They rejected separate electorates and dismissed the relevance of numerical disadvantage in a polity.
“The framers of the Constitution rejected the notion of a Hindu India and a Muslim India,” Justice Chandrachud said. The founding fathers wanted a “compact nation” that was “not divided into compartments”.
“As another member said — ‘There will be no divisions amongst Indians. United we stand; divided we fall’. The framers provided safeguards for the protection of individual identity as a part of a group and placed trust in future generations to create a common bond of what it meant to be Indian that shunned homogeneity and celebrated diversity in a manner that is not divisive. It is that trust of the framers that we strive to live up to today,” the judge said in his address.
He said pluralism should thrive not only because it inheres in the vision of the Constitution, but also because of its inherent value in nation building.
Justice Chandrachud, however, added that commitment to pluralism did not imply non-interference where group practices hinder the constitutional vision of an equal citizenship premised on equal dignity, worth and liberty of every individual, as the constitutional provisions on freedom of religion best exemplify.
“Individual right to the freedom of religion is not intended to prevail over but is subject to the overriding constitutional postulates of equality, liberty and personal freedoms recognised in the other provisions of Part III (fundamental rights).
“The scheme of Articles 25 and 26 (relating to freedom of religion) of the Constitution does not disturb but strengthens the ethos of Part III of the Constitution, which is premised upon individual autonomy and dignity as the central overarching values which infuse all fundamental rights with meaning,” Justice Chandrachud said.
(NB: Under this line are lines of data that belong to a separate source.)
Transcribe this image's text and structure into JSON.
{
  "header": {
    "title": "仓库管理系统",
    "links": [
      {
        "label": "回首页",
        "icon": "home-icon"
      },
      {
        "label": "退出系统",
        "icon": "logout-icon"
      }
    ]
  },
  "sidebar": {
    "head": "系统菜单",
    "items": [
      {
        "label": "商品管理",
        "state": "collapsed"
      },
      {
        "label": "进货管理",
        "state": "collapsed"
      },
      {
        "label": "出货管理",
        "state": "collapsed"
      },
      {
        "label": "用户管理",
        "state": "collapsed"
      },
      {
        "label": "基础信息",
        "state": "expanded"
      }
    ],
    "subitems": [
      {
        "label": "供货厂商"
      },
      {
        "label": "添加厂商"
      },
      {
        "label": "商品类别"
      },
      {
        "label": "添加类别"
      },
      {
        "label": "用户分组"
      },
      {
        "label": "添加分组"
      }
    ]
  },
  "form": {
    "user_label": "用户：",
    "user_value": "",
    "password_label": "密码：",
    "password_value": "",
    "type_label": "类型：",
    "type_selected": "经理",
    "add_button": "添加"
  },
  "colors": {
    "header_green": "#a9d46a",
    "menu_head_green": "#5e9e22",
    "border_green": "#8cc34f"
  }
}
The judge said an essential aspect of any successful democracy was its commitment to protect deliberative dialogue. Citizens manifest their equality not only by refraining from interfering with the freedom of expression of others, he said, they also do so by sustaining the conditions conducive for free communication.
Justice Chandrachud said the Constitution was a commitment to a deliberation that incorporates the diverse views of all stakeholders concerned, including those who do not support a proposed law.
“The fine balance between majoritarianism and liberal democratic governance is marked by constitutional principles wedded to the rule of law, the guarantee of individual freedoms and ensuring freedom from discrimination. A democracy welded to the ideal of reason and deliberation ensures that minority opinions are not strangulated and ensures that every outcome is not a result merely of numbers but of shared consensus,” he said.
“Democracy then is judged not just by the institutions that formally exist but by the extent to which different voices from diverse sections of the people can actually be heard, respected and accounted for. The great threat to pluralism is the suppression of difference and the silencing of popular and unpopular voices offering alternative or opposing views. Suppression of intellect is the suppression of the conscience of the nation.”
Justice Chandrachud said a united India was not one characterised by a single identity devoid of its rich plurality, both of cultures and of values. National unity denotes a shared culture of values and a commitment to the fundamental ideals of the Constitution in which all individuals are guaranteed not just the fundamental rights but also conditions for their free and safe exercise.
“The nation’s continued survival shows us that our desire for a shared pursuit of happiness outweighs the differences in the colour of our skin, the languages we speak or the name we give the Almighty,” the judge said.
“These are but the hues that make India and, taking a step back, we see how altogether they form a kaleidoscope of human compassion and love surpassing any singular, static vision of India. Pluralism is not the toleration of diversity; it is its celebration.”
R Balaji is a practising advocate in the Supreme Court